Breton[edit]

Adjective[edit]

dous

  1. sweet

Galician[edit]

Galician cardinal numbers
 <  1 2 3  > 
    Cardinal : dous
    Ordinal : segundo
Galician Wikipedia article on dous

Etymology[edit]

From Old Galician and Old Portuguese dous, from Latin duōs, masculine accusative of duo. Cognate with Portuguese dois and Spanish dos.

Pronunciation[edit]

  • IPA(key): [ˈdows]
  • (file)

Numeral[edit]

dous m (feminine dúas)

  1. two

Related terms[edit]

References[edit]

  • dous” in Dicionario de Dicionarios do galego medieval, SLI - ILGA 2006-2012.
  • dous” in Xavier Varela Barreiro & Xavier Gómez Guinovart: Corpus Xelmírez - Corpus lingüístico da Galicia medieval. SLI / Grupo TALG / ILG, 2006-2016.
  • dous” in Dicionario de Dicionarios da lingua galega, SLI - ILGA 2006-2013.
  • dous” in Tesouro informatizado da lingua galega.
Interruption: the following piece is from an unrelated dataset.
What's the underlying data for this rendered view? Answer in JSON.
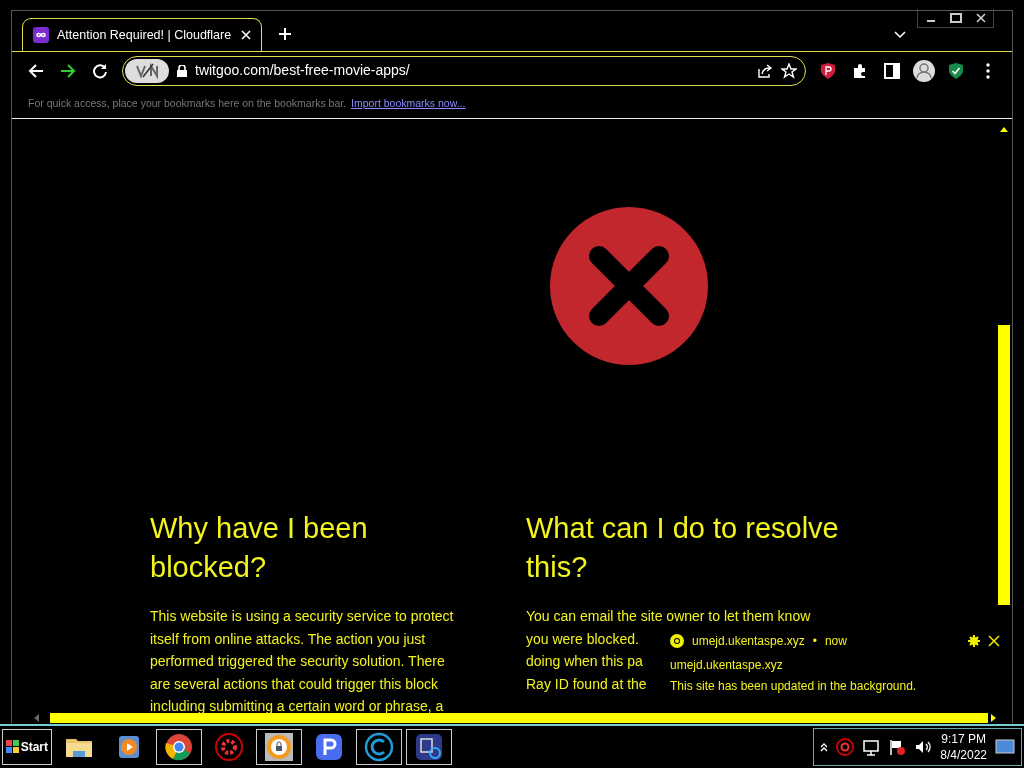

Santiago: ILG.
  • dous” in Álvarez, Rosario (coord.): Tesouro do léxico patrimonial galego e portugués, Santiago de Compostela: Instituto da Lingua Galega.

Mirandese[edit]

Etymology[edit]

From Latin duōs, masculine accusative of duo.

Numeral[edit]

dous

  1. two

Old French[edit]

Etymology 1[edit]

From Latin dulcis, dulcem.

Adjective[edit]

dous m (oblique and nominative feminine singular douse)

  1. soft (not hard)
  2. (by extension) soft, tender
Derived terms[edit]
Descendants[edit]
  • French: doux
  • Norman: doux

Etymology 2[edit]

See deus.

Noun[edit]

dous m

  1. Alternative form of deus (two)

Old Occitan[edit]

Etymology[edit]

From Latin dulcis, dulcem.

Pronunciation[edit]

Adjective[edit]

dous m (feminine singular dousa, masculine plural dous, feminine plural dousas)

  1. soft (not hard)
  2. (by extension) soft, tender, sweet

Derived terms[edit]

Descendants[edit]


Portuguese[edit]

Adjective[edit]

dous m pl (feminine duas)

  1. Obsolete form of dois.